Wednesday, September 26, 2012


“Once you achieve technical facility you’re either a musician or you’re not.  You’re either a creative person or a stenographer”  -Charles Mingus

In recent years I have been applying different concepts to my music making.  A concept that I started focusing on a couple years ago in how I conceptualize improvising and composing is the issue of ‘clarity’.  Clarity can be a very broad concept encompassing tone, time, solo lines, melodies, chord structures… really everything. 

To me the goal of any kind of music is to move the listener.  I think it is easy to become technically proficient at an instrument.  It is quite another to ‘say something’.  I remember when I was in undergrad I played what I thought was a particularly blazing solo and felt very proud of myself.  One of the instructors looked at me and said “one wrong note by Miles says more than a thousand right notes by you”.  At the time I just thought it was kind of a mean thing to say.  As I’ve matured as a player I have come to a better understanding of that comment.  Miles’ solos were so moving that in 1983 George Russell arranged Miles’ solo on So What for big band on the record of the same name.  Kinda Blue is still the #1 selling jazz record of all time (last I checked) and I venture to bet that more babies have been made to that record than maybe any other. 

So when I started trying to apply this overarching concept to everything I do musically (and non-musically for that matter) I stopped to think how it could be applied.  Since an idea as broad and subjective as clarity doesn’t really have a tangible right or wrong answer I had to look outside myself.  I started thinking that clarity is not coming from within but rather how my ideas are being perceived by others. 

There is a desire in the arts to put it on the consumer if they don’t ‘get it’.  We as artists say aloof things like they just aren’t ‘hip enough’.  The consumer feels stupid and since nobody wants to feel that way they move over to something they can understand and moves them.  But in the spirit of communication isn’t the idea to make art that people WANT to view or listen to?  I don’t think this means it can’t be challenging.  But art is a community activity.  I think the producer and the consumer have equal parts in the creation of the art.  After all without both it doesn’t exist.

This is where the concept of clarity comes in.  To me clarity is about presenting any idea in a way that everyone involved can understand the idea.  This doesn’t mean compromising your artistic ideal but you wouldn’t walk into a room and start speaking gibberish.  You can however craft those words in a way that moves your audience.  I believe the same to be true in the visual arts and music.

In the subsequent posts I am going to be writing about how I have applied of clarity to different aspects of my playing and writing.


  1. Yes Sir, I like it. This concept you speak of is exactly what has been on my mind for awhile now with regard to my own playing.
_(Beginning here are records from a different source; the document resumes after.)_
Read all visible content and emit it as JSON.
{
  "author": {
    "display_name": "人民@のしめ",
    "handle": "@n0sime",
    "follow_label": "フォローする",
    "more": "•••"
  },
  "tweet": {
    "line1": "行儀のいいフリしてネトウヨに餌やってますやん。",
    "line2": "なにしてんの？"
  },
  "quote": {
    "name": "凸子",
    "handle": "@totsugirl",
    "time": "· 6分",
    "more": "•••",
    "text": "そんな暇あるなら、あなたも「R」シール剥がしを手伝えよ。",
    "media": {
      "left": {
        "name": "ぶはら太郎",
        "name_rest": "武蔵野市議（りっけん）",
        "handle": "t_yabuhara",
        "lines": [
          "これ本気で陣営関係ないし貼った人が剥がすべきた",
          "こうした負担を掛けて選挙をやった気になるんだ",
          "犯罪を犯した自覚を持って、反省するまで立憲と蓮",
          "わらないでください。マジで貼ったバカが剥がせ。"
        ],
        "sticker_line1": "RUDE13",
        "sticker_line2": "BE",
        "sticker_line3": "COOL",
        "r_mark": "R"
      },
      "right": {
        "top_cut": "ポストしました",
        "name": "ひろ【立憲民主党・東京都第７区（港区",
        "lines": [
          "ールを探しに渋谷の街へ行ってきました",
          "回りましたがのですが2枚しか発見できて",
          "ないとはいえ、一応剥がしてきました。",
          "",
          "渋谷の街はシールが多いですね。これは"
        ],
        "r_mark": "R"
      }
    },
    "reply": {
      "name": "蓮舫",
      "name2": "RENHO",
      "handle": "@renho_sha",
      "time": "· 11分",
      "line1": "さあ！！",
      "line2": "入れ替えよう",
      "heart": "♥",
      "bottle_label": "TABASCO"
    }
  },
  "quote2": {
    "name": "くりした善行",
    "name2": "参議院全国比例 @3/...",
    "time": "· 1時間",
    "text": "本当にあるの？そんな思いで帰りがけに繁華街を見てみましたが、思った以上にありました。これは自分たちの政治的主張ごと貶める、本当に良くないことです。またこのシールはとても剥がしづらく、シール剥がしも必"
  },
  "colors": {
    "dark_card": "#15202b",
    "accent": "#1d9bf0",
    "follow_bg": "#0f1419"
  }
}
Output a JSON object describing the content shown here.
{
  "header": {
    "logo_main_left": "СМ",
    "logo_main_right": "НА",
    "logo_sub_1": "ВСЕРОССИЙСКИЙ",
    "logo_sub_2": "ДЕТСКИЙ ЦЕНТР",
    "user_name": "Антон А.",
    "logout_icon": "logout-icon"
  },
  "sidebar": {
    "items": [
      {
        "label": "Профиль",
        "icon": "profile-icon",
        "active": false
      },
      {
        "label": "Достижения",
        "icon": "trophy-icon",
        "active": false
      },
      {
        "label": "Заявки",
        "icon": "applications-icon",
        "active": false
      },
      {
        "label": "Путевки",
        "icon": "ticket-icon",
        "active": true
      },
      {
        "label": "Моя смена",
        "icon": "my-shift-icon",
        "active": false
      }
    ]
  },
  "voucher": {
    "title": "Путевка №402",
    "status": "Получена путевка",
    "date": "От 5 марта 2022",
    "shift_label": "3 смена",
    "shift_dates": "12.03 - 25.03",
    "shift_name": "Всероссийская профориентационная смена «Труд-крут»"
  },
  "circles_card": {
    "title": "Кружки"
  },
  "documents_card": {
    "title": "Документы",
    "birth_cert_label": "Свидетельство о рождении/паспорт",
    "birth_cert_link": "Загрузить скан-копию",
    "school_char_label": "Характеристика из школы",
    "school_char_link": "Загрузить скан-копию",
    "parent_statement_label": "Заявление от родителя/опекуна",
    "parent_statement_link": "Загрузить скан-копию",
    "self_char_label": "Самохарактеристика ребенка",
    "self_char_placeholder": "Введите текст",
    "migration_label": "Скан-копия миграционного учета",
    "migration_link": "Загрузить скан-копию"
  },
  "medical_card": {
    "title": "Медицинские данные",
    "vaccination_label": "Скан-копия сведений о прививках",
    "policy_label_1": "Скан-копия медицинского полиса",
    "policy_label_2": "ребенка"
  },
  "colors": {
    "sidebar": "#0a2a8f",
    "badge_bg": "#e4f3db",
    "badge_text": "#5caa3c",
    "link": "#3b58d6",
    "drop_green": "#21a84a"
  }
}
While I can't just dismiss the earlier version of me, and my bombastic approach to practically everything, the journey to achieve clarity, and even just thinking about it as helped I think. Playing with others whose approach clarity in the same way, or I like to think in terms of strength, a strong player that embodies all the right stuff can sometimes rub off, so to speak on to the other players. I think there have been studies on this. I am striving for clarity is what I say to myself. And then practice the shit out of tie another idea from one of your other blog posts - learn by doing.
    Hey Marc, this is Paul Townsend, been enjoying your posts. I had no idea.